**WHAT THIS TASK INVOLVES**
Copy each line of the entries beneath that contains the word "Export".

**Stored data entries**

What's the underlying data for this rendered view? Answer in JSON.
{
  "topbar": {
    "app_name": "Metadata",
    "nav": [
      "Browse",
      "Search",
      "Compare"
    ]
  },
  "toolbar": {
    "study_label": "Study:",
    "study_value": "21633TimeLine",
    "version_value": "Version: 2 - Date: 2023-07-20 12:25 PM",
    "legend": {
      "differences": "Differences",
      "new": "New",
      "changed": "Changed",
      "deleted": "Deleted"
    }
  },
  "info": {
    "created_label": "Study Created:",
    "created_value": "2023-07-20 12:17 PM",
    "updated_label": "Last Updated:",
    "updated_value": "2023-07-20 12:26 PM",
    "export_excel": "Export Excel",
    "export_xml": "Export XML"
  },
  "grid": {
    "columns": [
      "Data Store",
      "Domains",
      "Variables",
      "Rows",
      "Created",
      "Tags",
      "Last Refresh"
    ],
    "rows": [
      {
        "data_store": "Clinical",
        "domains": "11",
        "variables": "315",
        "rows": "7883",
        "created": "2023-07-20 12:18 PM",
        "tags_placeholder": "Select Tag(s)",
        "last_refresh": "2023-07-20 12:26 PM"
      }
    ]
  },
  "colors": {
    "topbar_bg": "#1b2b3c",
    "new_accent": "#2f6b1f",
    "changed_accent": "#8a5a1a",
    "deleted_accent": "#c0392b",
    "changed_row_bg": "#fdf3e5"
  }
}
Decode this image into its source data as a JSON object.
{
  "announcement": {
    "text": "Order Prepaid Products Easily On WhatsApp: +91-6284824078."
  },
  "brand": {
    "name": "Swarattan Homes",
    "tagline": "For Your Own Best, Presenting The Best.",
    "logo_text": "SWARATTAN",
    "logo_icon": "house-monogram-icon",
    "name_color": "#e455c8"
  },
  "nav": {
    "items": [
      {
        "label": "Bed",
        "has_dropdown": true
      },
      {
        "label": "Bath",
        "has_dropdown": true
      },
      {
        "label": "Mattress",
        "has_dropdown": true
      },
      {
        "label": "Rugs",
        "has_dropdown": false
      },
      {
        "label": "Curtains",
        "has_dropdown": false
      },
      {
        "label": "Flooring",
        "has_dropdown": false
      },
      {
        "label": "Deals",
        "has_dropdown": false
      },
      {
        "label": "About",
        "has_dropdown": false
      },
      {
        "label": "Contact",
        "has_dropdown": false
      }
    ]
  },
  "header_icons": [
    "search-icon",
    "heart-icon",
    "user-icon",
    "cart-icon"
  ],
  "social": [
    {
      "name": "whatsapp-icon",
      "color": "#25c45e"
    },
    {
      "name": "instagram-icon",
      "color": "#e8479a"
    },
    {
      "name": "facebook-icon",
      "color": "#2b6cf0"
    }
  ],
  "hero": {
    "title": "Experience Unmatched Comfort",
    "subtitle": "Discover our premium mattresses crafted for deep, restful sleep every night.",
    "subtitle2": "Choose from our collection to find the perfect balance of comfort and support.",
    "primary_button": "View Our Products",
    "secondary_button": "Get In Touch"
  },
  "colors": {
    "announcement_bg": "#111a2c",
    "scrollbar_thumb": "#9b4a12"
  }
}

**ANSWER BELOW**
    "export_excel": "Export Excel",
    "export_xml": "Export XML"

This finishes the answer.